While we obsess about rods and reels, we often forget about the one thing that connects us to our quarry -- fishing line. Monofilament still dominates the scene, but superbraid lines continue to claim new converts. As the name implies, superbraids are composed of multiple strands of line, meaning there are plenty of places for those salt crystals to hide. Left alone, salt crystals abrade the coating of the line, leading to color loss, increased friction and eventually failure.
Typically, only the line on the top of the spool gets any benefit from a freshwater rinse or a treatment of the reel with anti-corrosion products. So it's prudent to periodically pull out a line and clean it with a product like Line and Lure Conditioner -- Saltwater Formula (www.lineandlure.com).
This product doesn't contain solvents or other compounds that can harm either monofilament or superbraid. Instead it removes any residual salt and leaves a polymer coating that's UV- and water-resistant. This polymer coating also reduces friction as the line passes through level-winds and rod guides, adding precious distance to casts.
Vapor Lock Your Tackle
Hooks, swivels, lures and other terminal tackle often corrode even quicker than line or reels. Imagine creating an anti-corrosion force field around these items. Sound like something from Star Wars? Metal manufacturers have been doing just that for years, using volatile-corrosion inhibition or VCI technology.
Application is simple: A cardboard or plastic material infused with an anti-corrosion compound is placed in the tackle box, reel-storage bag or other confined space. The anti-corrosion compound slowly releases into the space, creating a rustproof barrier on any surface contained within. These VCI compounds are non-scented, non-toxic and leave no harmful residues. The area covered and the longevity of the coverage vary from product to product
Three manufacturers have brought this technology from the industrial world to the sporting-goods world. A well-known name in lubrication, 3-IN-ONE, produces the NO-RUST SHIELD capsule (www.3inone.com), which has a handy Timestrip gauge that tells when it's time to replace the unit. VCI Inhibitor Pro Chips are thin strips of cardboard that can be custom sized for any application. Zerust, in partnership with Flambeau Outdoors, produces a wide and multi-faceted variety of products for use by anglers and boaters.
If you want your saltwater tackle and gear to last longer, take advantage of t

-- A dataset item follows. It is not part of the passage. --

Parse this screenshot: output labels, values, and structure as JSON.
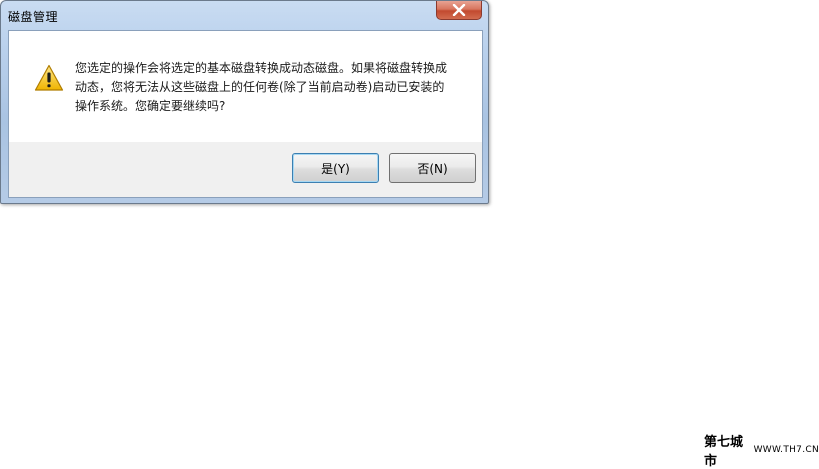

hese new weapons in the fight against corrosion. A few dollars invested in prevention can mean far fewer dollars spent on replacements. Plus, next time you take to the water, you'll have confidence your tackle is ready for the fish of a lifetime.